*** Begin section ***

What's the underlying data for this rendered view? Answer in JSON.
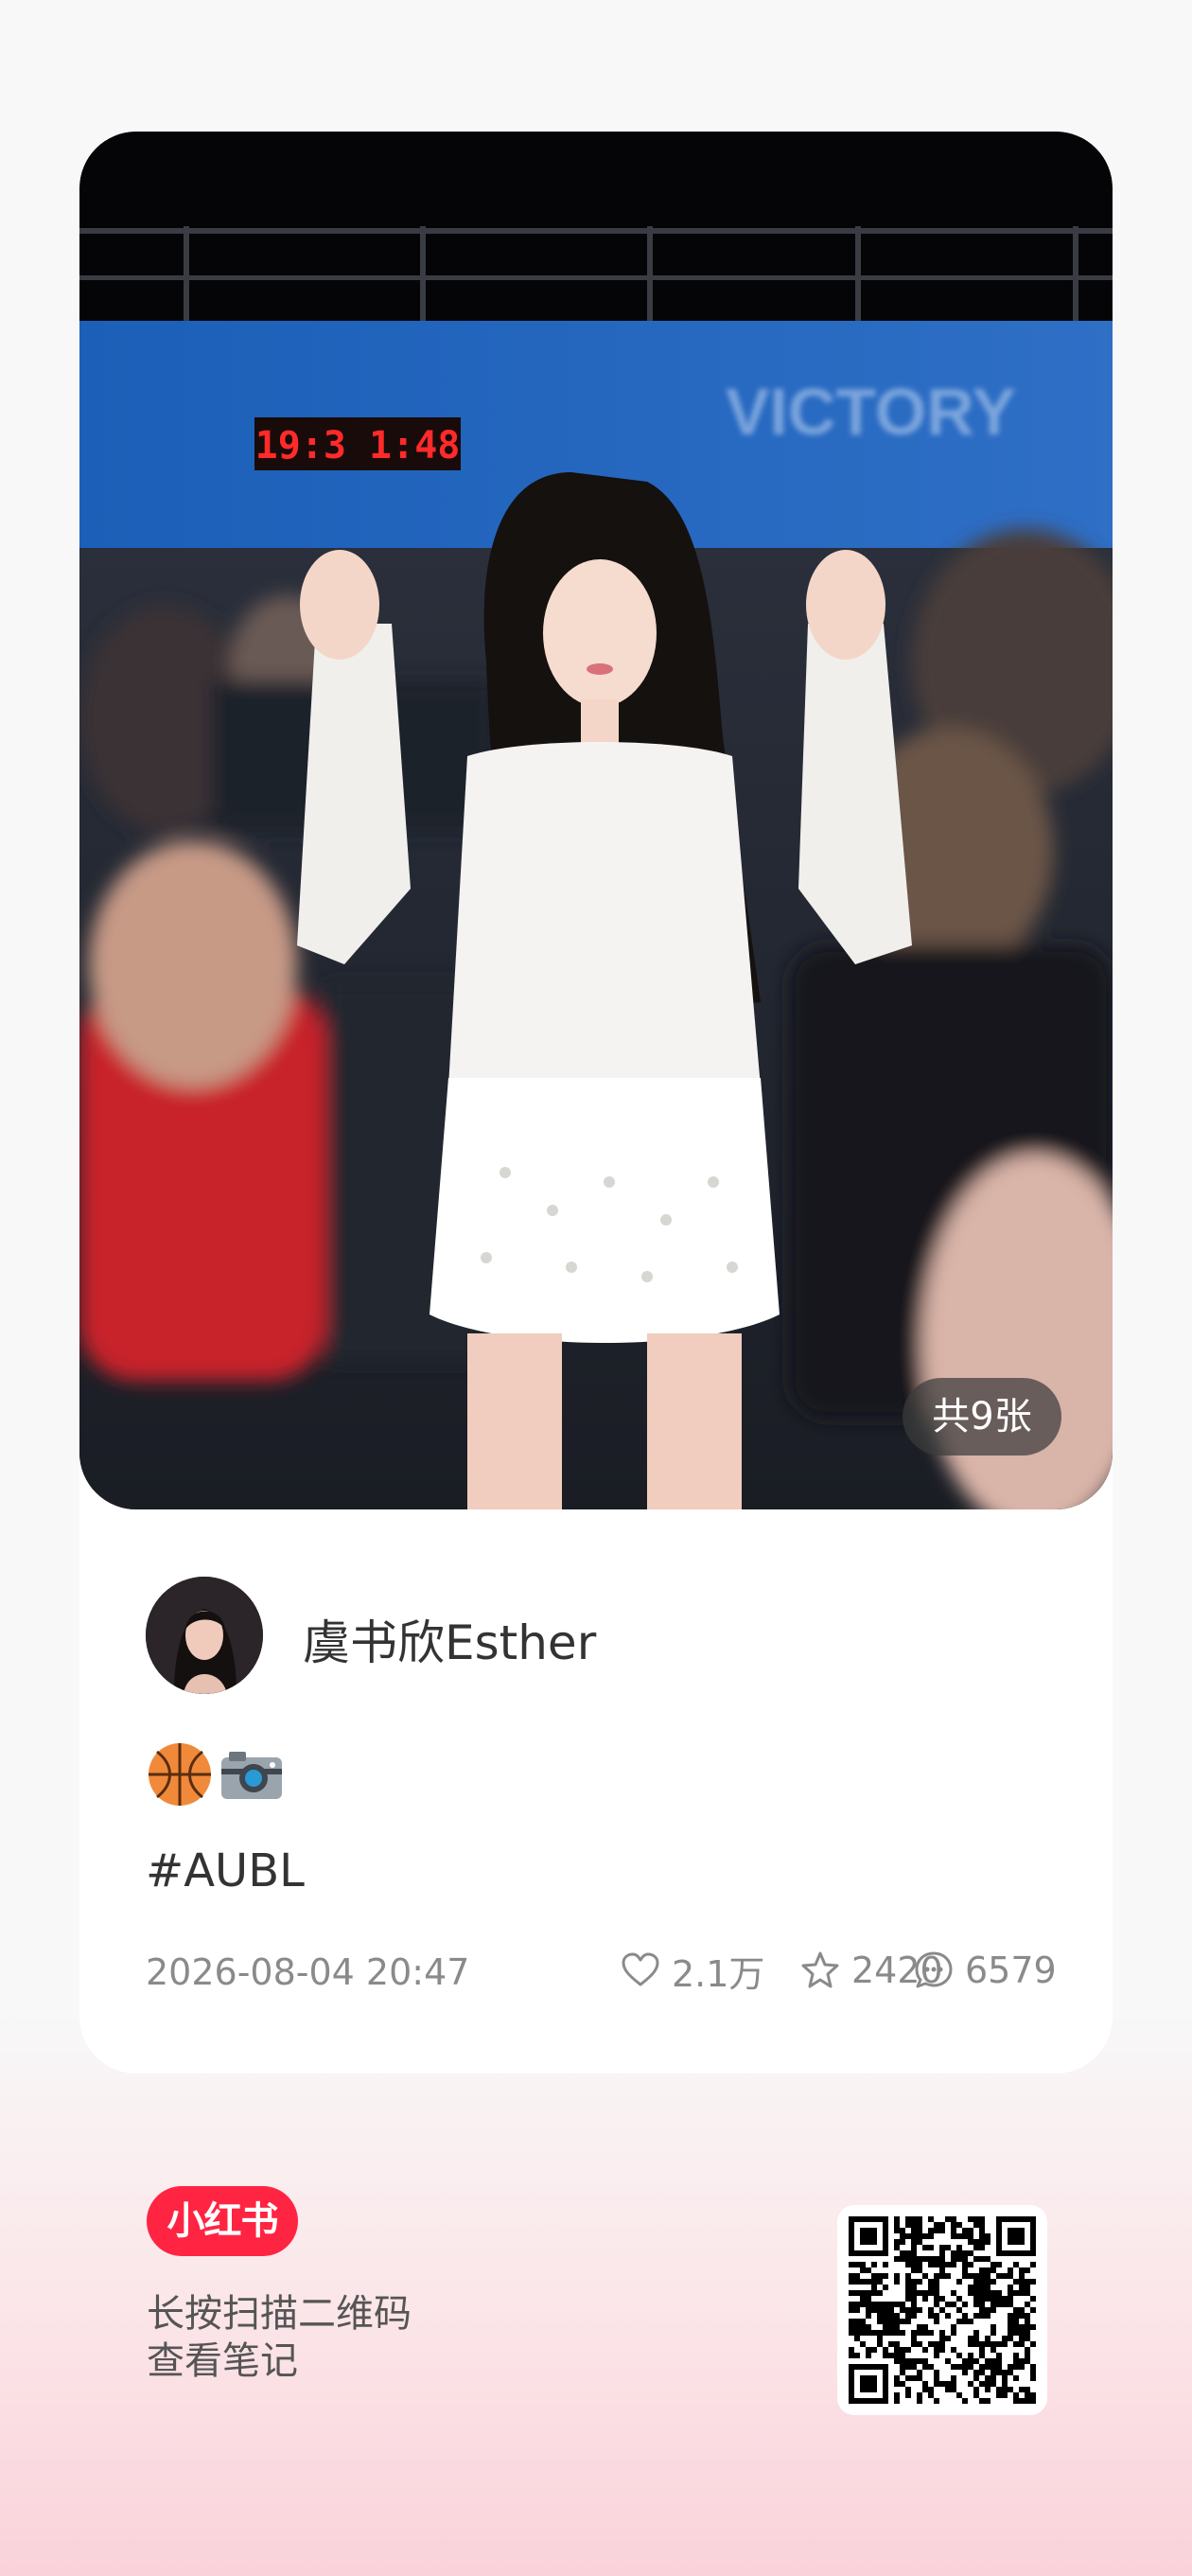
{
  "note": {
    "image_count_label": "共9张",
    "photo_scoreboard_text": "19:3 1:48",
    "photo_banner_text": "VICTORY",
    "author": {
      "name": "虞书欣Esther"
    },
    "emojis": [
      "basketball-icon",
      "camera-icon"
    ],
    "hashtag": "#AUBL",
    "date": "2026-08-04 20:47",
    "likes": "2.1万",
    "collects": "2420",
    "comments": "6579"
  },
  "footer": {
    "brand": "小红书",
    "scan_line1": "长按扫描二维码",
    "scan_line2": "查看笔记"
  },
  "colors": {
    "brand_red": "#ff2442",
    "text_primary": "#333333",
    "text_secondary": "#8a8a8a"
  }
}
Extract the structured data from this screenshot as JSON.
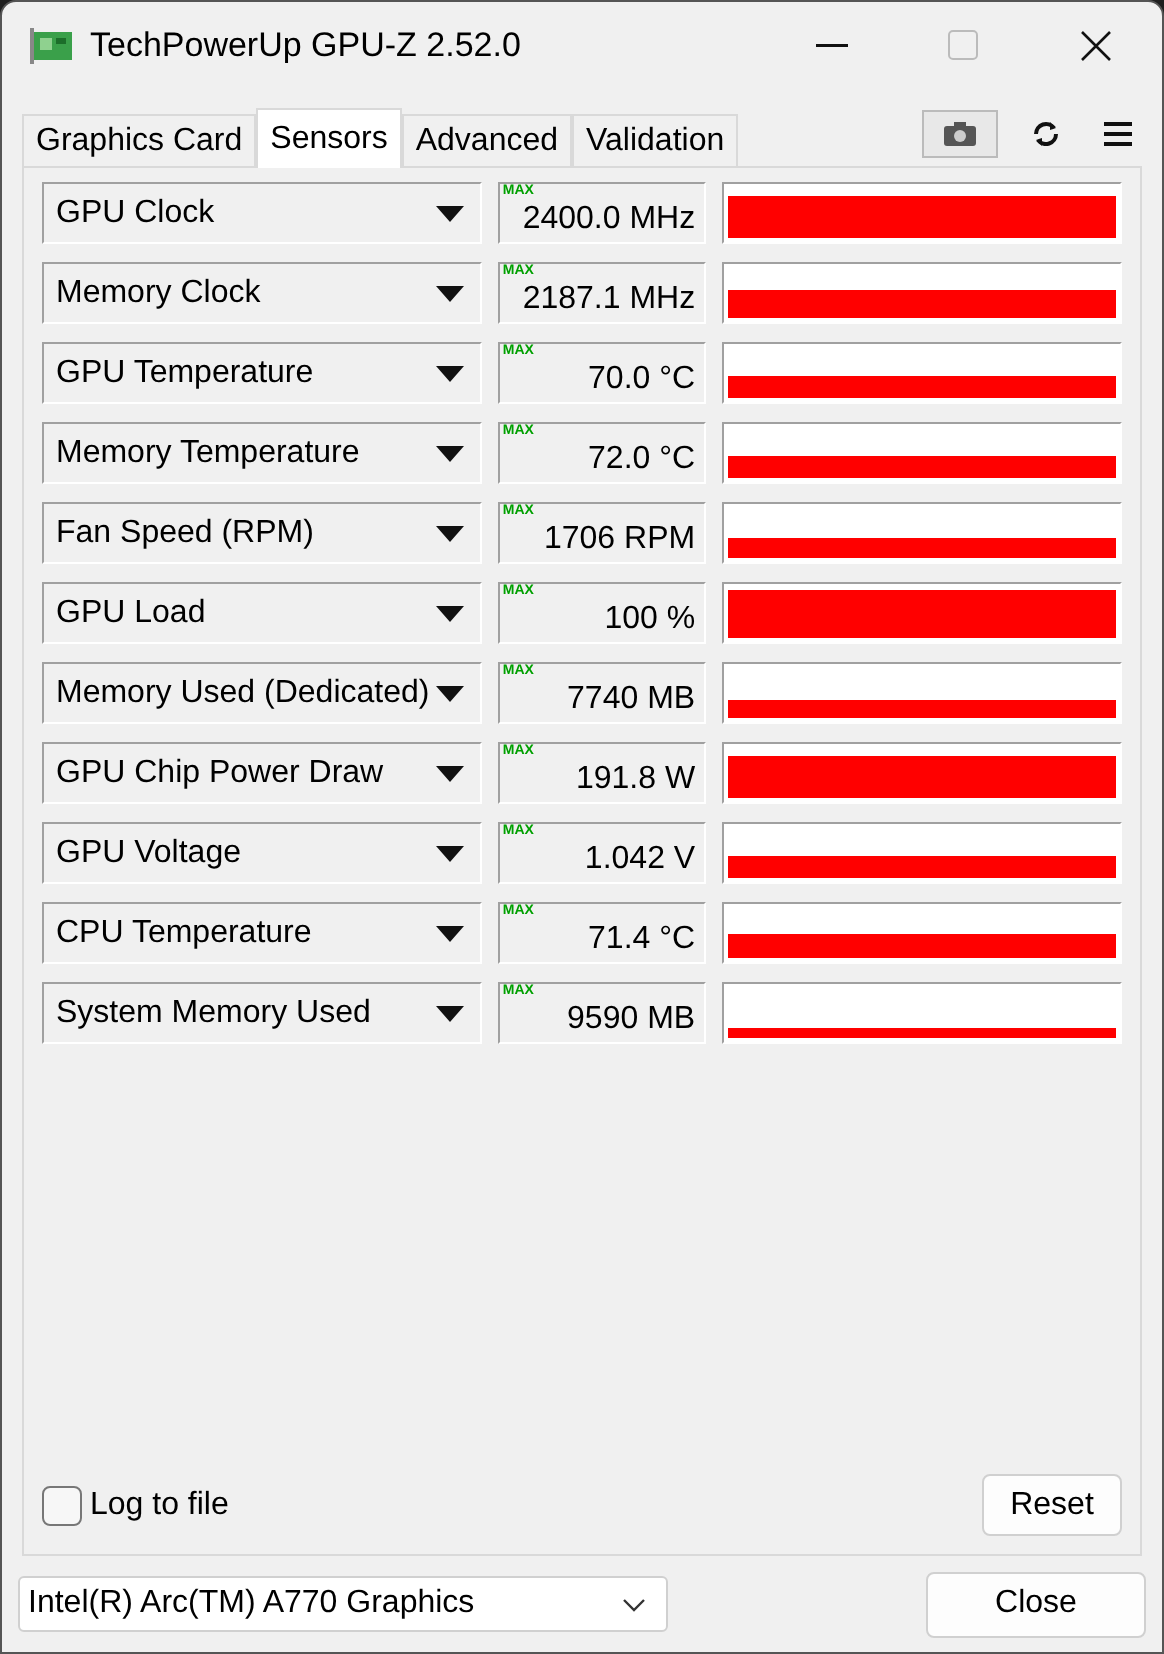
{
  "window": {
    "title": "TechPowerUp GPU-Z 2.52.0"
  },
  "tabs": [
    {
      "label": "Graphics Card",
      "selected": false
    },
    {
      "label": "Sensors",
      "selected": true
    },
    {
      "label": "Advanced",
      "selected": false
    },
    {
      "label": "Validation",
      "selected": false
    }
  ],
  "sensors": [
    {
      "name": "GPU Clock",
      "max_tag": "MAX",
      "value": "2400.0 MHz"
    },
    {
      "name": "Memory Clock",
      "max_tag": "MAX",
      "value": "2187.1 MHz"
    },
    {
      "name": "GPU Temperature",
      "max_tag": "MAX",
      "value": "70.0 °C"
    },
    {
      "name": "Memory Temperature",
      "max_tag": "MAX",
      "value": "72.0 °C"
    },
    {
      "name": "Fan Speed (RPM)",
      "max_tag": "MAX",
      "value": "1706 RPM"
    },
    {
      "name": "GPU Load",
      "max_tag": "MAX",
      "value": "100 %"
    },
    {
      "name": "Memory Used (Dedicated)",
      "max_tag": "MAX",
      "value": "7740 MB"
    },
    {
      "name": "GPU Chip Power Draw",
      "max_tag": "MAX",
      "value": "191.8 W"
    },
    {
      "name": "GPU Voltage",
      "max_tag": "MAX",
      "value": "1.042 V"
    },
    {
      "name": "CPU Temperature",
      "max_tag": "MAX",
      "value": "71.4 °C"
    },
    {
      "name": "System Memory Used",
      "max_tag": "MAX",
      "value": "9590 MB"
    }
  ],
  "log_to_file": {
    "label": "Log to file",
    "checked": false
  },
  "reset_button": "Reset",
  "device_select": {
    "value": "Intel(R) Arc(TM) A770 Graphics"
  },
  "close_button": "Close"
}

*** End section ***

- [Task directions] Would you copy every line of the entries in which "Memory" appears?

- [Answer for the task]
      "name": "Memory Clock",
      "name": "Memory Temperature",
      "name": "Memory Used (Dedicated)",
      "name": "System Memory Used",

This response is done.